Wherever "CENTRAL" appears in a line of the listing, report that line.

****

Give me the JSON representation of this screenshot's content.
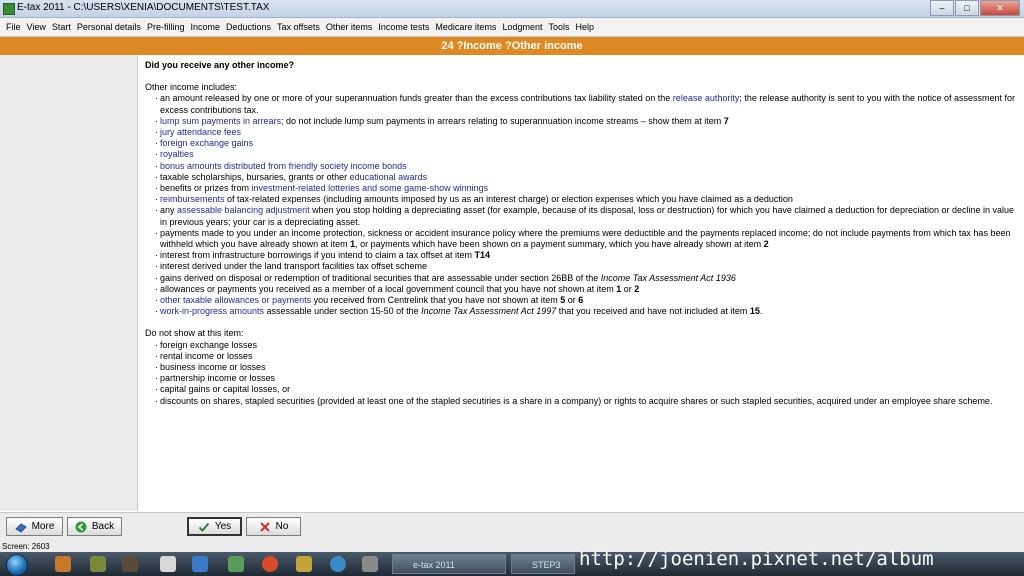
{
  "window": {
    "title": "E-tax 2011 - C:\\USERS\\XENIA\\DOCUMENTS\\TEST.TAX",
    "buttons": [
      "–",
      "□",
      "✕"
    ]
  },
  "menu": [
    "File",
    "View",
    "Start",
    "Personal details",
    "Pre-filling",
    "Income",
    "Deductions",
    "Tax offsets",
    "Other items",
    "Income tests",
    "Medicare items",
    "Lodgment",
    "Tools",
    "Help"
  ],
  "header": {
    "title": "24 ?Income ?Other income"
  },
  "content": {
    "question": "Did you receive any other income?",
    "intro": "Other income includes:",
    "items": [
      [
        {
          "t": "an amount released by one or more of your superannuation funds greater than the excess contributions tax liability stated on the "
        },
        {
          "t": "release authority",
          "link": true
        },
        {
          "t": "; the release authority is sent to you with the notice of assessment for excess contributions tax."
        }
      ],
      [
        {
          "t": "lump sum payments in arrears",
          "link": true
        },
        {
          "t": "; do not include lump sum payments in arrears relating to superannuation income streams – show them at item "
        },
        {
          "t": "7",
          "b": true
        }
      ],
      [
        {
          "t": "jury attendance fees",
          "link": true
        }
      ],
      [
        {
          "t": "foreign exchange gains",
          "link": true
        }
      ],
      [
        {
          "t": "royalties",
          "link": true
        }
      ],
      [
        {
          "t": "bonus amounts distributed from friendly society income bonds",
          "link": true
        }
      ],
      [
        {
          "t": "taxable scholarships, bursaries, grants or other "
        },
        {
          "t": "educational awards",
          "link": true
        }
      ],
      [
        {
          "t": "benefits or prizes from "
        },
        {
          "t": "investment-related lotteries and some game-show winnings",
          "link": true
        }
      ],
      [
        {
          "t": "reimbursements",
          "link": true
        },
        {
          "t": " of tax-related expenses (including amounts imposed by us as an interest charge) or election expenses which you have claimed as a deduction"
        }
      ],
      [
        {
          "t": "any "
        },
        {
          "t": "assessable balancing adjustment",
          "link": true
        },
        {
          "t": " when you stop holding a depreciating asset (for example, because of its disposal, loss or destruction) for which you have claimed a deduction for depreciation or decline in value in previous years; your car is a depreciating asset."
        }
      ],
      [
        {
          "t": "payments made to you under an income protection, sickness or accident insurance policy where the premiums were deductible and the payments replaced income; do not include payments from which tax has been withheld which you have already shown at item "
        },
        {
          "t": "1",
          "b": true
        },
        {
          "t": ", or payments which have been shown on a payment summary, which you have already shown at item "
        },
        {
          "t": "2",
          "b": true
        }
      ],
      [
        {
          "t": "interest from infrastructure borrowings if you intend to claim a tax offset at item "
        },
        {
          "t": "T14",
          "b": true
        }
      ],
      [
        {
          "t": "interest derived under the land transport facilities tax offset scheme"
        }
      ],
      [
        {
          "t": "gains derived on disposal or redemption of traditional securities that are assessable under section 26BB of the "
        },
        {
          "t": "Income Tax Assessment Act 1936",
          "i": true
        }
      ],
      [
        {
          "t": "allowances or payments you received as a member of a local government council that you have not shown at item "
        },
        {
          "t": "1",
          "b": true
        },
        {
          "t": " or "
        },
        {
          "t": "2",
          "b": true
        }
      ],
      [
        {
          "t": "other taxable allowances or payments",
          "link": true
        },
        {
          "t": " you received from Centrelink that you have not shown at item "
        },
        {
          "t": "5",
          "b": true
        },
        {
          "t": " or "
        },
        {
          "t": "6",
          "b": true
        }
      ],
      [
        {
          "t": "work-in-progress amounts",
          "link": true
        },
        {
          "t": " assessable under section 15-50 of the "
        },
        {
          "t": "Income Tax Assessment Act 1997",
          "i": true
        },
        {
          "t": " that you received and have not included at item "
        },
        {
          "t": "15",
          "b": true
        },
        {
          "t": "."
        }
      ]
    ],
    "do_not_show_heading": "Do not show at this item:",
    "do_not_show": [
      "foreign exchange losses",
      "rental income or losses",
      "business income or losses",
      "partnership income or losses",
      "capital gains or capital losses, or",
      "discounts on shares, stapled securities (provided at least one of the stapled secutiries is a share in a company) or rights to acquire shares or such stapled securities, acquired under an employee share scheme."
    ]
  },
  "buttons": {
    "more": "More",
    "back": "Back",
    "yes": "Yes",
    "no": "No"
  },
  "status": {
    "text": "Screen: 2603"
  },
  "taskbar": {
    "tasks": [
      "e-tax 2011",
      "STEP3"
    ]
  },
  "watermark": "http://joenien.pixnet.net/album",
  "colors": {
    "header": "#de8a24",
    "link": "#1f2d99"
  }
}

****

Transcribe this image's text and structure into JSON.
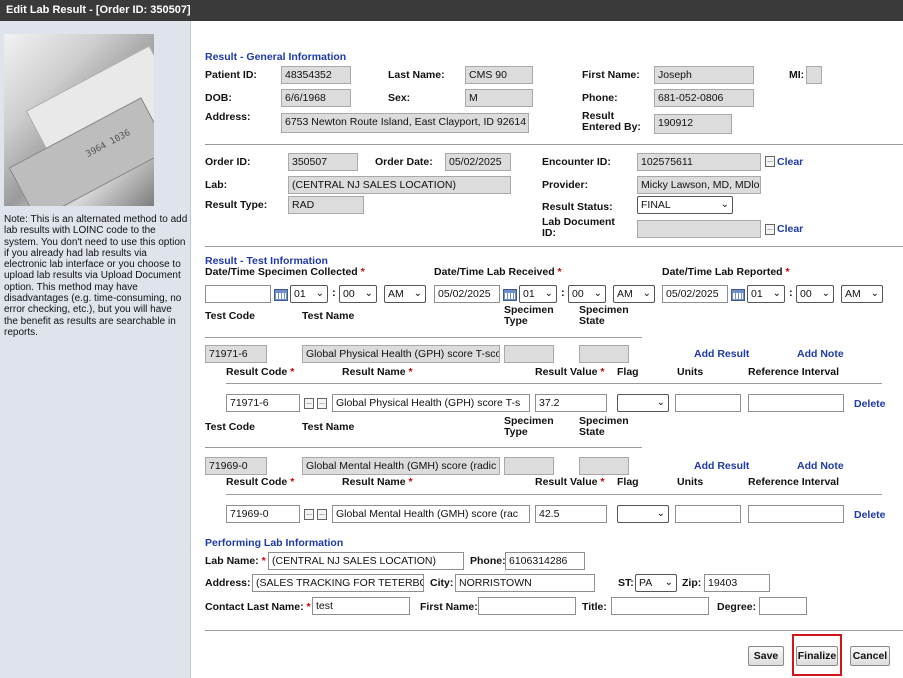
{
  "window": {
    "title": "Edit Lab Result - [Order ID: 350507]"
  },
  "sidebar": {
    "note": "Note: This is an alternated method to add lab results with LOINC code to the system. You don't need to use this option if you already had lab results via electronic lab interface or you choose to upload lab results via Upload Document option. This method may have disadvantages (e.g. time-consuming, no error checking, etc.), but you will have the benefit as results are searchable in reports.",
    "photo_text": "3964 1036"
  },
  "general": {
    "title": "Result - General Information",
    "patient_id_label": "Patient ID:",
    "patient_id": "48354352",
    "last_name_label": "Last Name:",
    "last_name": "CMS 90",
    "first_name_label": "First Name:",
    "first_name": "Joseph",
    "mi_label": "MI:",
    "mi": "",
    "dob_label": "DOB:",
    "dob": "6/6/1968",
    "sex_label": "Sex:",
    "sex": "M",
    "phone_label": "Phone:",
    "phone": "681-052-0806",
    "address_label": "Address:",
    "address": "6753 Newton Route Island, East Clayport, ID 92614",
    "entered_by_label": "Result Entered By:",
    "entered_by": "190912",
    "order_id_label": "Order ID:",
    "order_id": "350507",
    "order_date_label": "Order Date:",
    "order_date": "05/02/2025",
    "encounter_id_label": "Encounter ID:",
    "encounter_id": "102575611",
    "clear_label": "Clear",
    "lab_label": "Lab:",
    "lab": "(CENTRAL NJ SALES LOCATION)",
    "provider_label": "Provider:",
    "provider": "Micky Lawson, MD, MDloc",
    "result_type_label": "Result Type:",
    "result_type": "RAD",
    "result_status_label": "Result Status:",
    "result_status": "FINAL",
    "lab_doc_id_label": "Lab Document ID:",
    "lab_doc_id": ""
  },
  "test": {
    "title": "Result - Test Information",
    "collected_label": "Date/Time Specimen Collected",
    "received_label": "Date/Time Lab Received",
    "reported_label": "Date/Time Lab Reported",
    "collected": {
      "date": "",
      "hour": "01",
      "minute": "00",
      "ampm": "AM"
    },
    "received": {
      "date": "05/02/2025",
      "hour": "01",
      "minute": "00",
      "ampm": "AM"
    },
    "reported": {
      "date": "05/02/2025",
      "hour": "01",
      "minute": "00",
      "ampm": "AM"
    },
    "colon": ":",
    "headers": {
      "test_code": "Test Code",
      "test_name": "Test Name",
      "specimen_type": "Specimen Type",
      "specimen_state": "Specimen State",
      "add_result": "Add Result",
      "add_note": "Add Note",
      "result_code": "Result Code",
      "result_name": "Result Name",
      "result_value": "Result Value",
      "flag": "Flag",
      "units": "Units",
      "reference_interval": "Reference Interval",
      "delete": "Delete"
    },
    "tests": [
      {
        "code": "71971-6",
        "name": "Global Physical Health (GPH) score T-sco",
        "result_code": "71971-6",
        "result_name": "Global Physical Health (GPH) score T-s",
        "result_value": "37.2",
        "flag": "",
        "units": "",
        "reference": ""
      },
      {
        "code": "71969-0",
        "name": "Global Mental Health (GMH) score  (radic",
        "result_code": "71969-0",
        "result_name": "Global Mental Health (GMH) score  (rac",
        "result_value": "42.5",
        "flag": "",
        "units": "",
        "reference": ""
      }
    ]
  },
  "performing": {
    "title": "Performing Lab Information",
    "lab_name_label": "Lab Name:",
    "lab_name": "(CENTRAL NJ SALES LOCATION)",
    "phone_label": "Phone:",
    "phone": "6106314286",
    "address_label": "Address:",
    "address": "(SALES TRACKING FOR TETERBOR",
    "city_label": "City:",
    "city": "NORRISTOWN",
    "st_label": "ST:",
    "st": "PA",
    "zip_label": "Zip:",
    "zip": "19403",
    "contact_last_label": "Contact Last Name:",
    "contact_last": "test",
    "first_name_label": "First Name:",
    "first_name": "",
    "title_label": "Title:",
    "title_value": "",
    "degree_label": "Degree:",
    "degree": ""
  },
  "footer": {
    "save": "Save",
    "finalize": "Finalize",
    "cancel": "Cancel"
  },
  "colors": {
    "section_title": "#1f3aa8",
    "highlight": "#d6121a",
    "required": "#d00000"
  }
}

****

Exercise output:
    "lab": "(CENTRAL NJ SALES LOCATION)",
    "lab_name": "(CENTRAL NJ SALES LOCATION)",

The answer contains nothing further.